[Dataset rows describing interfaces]
···

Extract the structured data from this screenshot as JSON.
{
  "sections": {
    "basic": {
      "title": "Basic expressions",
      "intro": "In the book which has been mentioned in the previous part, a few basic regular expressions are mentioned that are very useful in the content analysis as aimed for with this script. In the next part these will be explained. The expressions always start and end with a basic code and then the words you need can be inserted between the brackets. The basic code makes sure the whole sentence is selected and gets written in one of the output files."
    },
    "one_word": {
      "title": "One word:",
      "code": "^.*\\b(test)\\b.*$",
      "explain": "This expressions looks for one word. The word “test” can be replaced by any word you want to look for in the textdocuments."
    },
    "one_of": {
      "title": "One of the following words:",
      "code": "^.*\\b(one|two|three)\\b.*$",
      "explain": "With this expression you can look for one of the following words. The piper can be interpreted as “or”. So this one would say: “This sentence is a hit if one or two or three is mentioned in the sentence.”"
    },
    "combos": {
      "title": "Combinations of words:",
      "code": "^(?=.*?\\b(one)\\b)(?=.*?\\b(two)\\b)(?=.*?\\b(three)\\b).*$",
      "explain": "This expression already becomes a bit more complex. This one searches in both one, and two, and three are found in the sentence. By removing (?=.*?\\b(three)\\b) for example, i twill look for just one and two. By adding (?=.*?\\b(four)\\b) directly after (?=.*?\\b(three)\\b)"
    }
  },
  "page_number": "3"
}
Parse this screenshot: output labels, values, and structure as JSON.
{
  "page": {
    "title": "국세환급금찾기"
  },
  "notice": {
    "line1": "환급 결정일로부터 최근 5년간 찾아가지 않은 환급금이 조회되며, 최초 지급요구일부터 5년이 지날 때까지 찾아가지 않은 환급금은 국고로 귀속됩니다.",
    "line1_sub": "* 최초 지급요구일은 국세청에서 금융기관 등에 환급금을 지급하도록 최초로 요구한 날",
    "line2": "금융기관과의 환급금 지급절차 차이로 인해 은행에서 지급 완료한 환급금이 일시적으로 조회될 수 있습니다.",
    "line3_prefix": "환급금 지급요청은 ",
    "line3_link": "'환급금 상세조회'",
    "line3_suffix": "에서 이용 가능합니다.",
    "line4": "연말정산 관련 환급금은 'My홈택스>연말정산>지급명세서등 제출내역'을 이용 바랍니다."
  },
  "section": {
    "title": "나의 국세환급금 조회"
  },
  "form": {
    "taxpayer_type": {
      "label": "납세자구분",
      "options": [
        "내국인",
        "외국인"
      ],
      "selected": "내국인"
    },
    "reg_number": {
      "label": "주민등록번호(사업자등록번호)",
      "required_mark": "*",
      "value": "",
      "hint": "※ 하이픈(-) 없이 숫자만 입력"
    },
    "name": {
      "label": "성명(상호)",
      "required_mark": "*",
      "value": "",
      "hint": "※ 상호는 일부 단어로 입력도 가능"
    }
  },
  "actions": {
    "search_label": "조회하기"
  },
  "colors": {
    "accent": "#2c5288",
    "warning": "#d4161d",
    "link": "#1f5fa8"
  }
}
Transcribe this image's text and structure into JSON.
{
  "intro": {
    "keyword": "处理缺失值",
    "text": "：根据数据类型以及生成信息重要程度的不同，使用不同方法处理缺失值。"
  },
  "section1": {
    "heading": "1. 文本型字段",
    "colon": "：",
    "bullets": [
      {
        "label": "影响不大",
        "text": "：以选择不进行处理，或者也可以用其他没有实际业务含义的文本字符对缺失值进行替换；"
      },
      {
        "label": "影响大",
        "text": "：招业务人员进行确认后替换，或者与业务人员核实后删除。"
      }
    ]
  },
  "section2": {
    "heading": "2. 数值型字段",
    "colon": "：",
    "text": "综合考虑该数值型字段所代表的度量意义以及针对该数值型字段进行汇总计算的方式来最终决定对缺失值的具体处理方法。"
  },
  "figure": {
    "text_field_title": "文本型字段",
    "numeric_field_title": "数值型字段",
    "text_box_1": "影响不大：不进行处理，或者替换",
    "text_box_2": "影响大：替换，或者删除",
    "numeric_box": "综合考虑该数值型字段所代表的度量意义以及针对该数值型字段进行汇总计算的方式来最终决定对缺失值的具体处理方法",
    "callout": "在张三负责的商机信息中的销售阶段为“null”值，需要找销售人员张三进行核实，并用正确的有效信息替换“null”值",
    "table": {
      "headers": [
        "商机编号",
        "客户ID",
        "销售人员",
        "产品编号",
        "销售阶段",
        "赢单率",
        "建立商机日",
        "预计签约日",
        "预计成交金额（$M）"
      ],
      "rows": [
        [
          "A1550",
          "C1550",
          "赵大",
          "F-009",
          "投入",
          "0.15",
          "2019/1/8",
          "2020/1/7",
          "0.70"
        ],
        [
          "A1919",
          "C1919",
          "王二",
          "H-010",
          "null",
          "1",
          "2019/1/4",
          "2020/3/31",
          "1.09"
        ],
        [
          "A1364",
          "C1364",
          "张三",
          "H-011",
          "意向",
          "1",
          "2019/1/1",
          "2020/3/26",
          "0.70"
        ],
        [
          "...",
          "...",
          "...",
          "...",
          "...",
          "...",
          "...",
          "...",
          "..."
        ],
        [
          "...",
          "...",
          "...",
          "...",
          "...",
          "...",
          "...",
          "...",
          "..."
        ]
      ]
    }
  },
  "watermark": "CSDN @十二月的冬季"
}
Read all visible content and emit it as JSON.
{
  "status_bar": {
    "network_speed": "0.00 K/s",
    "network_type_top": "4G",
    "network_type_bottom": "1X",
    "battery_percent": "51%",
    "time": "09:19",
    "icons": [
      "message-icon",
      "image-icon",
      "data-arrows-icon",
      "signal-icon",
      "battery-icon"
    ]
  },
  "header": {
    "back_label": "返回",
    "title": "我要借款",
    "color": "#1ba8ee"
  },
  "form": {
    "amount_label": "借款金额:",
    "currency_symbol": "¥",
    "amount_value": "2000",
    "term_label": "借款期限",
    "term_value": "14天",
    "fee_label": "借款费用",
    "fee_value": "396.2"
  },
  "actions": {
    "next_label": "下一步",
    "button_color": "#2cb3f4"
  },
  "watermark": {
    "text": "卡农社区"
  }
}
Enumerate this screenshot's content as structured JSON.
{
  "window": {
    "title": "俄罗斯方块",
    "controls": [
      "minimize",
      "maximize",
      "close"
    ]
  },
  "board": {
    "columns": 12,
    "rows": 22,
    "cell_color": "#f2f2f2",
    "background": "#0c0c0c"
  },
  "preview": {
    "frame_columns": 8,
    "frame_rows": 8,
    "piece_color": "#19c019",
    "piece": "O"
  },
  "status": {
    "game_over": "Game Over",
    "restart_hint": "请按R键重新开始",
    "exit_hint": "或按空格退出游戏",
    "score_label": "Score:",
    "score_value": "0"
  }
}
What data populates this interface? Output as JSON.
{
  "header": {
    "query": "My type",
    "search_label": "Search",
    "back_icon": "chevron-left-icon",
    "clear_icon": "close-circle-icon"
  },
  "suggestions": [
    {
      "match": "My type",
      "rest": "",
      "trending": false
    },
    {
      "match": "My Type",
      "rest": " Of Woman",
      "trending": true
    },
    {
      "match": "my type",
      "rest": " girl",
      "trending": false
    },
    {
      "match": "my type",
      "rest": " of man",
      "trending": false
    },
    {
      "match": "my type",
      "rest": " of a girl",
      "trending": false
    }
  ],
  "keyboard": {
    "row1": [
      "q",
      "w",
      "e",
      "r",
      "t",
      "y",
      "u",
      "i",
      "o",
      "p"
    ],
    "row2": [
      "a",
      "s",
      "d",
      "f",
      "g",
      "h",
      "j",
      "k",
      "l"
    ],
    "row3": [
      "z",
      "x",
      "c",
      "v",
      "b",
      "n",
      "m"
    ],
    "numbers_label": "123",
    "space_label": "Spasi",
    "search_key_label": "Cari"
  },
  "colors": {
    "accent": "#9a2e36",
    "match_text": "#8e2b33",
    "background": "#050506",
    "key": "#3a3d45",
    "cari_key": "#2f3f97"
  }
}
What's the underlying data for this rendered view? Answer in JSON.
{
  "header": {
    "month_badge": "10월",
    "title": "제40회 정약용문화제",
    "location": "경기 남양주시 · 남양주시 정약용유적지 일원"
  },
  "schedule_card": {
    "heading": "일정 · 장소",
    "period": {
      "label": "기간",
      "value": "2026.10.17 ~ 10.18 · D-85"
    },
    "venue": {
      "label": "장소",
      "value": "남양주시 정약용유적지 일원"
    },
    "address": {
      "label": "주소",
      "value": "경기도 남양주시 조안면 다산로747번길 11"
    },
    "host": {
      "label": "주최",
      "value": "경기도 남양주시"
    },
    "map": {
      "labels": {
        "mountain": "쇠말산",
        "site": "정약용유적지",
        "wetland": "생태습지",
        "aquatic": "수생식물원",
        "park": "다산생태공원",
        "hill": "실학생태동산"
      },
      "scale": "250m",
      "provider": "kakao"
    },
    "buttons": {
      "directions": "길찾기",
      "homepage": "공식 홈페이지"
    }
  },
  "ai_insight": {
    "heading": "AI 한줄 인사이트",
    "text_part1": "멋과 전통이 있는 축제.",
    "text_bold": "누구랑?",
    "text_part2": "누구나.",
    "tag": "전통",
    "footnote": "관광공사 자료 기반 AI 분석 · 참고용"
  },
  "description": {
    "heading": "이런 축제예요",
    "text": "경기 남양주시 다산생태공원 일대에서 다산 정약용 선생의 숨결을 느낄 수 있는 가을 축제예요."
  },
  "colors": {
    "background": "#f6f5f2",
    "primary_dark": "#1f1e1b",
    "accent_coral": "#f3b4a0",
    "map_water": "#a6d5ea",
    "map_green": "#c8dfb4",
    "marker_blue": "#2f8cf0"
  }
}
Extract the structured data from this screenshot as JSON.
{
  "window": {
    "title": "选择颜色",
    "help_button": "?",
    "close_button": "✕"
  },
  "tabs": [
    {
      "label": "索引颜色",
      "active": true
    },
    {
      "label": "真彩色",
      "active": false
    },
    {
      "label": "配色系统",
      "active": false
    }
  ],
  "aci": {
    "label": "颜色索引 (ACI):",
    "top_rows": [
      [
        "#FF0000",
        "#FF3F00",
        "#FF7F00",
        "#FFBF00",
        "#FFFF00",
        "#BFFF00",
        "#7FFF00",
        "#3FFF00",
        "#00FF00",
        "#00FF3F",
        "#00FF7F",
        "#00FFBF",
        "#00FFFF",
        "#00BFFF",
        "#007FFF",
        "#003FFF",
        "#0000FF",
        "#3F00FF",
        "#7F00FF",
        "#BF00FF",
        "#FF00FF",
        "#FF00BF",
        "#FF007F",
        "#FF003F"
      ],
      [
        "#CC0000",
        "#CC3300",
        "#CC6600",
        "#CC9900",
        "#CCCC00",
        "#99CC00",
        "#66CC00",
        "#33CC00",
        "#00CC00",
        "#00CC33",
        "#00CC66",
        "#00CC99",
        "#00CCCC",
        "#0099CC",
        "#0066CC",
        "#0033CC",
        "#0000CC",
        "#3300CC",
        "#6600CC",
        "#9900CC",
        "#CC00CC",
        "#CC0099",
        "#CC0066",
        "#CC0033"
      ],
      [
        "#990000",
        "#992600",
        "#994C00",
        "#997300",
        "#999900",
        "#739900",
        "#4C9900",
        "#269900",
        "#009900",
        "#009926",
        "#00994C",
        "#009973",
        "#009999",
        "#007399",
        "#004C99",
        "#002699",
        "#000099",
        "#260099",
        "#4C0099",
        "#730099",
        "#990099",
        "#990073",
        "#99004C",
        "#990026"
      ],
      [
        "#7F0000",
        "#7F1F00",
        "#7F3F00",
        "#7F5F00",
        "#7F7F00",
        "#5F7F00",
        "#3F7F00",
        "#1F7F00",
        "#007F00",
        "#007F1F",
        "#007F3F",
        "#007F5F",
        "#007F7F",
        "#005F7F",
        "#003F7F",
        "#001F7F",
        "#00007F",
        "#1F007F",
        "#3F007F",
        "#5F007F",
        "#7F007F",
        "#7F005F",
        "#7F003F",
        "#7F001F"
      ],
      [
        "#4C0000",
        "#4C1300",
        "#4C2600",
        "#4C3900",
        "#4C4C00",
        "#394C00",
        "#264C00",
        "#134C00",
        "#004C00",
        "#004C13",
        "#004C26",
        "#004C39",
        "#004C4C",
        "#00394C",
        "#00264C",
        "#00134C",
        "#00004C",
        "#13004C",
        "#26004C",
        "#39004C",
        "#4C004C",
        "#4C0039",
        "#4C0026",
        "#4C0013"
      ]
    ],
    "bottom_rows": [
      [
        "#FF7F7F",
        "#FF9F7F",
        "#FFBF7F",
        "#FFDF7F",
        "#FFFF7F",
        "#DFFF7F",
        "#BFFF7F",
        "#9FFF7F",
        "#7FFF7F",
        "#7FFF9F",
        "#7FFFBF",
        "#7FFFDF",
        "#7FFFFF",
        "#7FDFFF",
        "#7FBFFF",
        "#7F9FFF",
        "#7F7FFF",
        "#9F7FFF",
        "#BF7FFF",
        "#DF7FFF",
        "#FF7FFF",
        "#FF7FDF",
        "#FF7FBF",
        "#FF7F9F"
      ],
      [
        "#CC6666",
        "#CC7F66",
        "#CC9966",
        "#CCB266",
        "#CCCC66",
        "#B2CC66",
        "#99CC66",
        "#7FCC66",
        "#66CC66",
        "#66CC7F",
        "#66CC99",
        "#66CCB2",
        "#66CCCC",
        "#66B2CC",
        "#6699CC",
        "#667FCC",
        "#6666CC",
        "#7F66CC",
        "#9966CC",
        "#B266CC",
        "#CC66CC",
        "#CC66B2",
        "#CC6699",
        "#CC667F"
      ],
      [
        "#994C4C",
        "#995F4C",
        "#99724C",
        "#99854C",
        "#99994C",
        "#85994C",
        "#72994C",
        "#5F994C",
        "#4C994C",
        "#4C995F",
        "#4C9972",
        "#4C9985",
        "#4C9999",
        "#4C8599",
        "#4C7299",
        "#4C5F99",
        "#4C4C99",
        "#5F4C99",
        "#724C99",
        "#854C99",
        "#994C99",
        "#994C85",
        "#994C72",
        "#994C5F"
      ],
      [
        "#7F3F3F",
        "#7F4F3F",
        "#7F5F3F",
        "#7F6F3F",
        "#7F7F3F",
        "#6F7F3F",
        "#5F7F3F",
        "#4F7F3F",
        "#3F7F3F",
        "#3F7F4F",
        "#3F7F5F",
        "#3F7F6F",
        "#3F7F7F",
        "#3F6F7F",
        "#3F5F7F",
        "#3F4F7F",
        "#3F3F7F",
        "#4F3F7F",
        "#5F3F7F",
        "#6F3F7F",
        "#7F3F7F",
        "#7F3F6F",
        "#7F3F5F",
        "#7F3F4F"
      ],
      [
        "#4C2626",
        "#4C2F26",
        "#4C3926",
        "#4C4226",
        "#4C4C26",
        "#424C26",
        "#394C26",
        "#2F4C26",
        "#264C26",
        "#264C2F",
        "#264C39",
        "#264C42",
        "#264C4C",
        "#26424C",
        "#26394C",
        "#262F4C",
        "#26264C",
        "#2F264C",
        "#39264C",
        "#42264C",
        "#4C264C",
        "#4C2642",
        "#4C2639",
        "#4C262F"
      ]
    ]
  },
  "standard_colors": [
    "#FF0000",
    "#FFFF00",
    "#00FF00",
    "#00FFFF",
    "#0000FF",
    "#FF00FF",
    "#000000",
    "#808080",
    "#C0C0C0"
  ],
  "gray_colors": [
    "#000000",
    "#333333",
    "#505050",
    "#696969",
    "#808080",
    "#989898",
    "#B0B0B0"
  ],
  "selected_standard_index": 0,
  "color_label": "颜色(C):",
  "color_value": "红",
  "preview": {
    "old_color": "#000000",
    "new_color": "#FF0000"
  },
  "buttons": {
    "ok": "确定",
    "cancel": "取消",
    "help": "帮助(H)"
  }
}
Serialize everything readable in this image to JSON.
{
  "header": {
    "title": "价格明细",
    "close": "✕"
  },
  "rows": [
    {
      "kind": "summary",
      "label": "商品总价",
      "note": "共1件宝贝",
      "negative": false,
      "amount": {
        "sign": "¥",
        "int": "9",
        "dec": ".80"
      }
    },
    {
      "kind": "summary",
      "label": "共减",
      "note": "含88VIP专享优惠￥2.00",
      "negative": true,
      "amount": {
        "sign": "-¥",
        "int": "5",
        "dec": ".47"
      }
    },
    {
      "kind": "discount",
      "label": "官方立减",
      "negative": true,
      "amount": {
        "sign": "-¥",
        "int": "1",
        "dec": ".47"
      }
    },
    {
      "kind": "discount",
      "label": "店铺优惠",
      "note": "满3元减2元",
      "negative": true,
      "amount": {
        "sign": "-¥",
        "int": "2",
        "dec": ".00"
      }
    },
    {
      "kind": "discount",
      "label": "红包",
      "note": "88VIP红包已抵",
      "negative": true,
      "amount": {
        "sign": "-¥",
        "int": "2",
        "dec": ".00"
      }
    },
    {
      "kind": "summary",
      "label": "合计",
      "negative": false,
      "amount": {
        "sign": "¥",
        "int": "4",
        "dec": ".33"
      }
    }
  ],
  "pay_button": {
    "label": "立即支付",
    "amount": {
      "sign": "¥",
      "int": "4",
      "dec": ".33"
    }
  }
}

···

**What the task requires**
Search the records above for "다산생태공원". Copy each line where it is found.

**Result of this exercise**
        "park": "다산생태공원",
    "text": "경기 남양주시 다산생태공원 일대에서 다산 정약용 선생의 숨결을 느낄 수 있는 가을 축제예요."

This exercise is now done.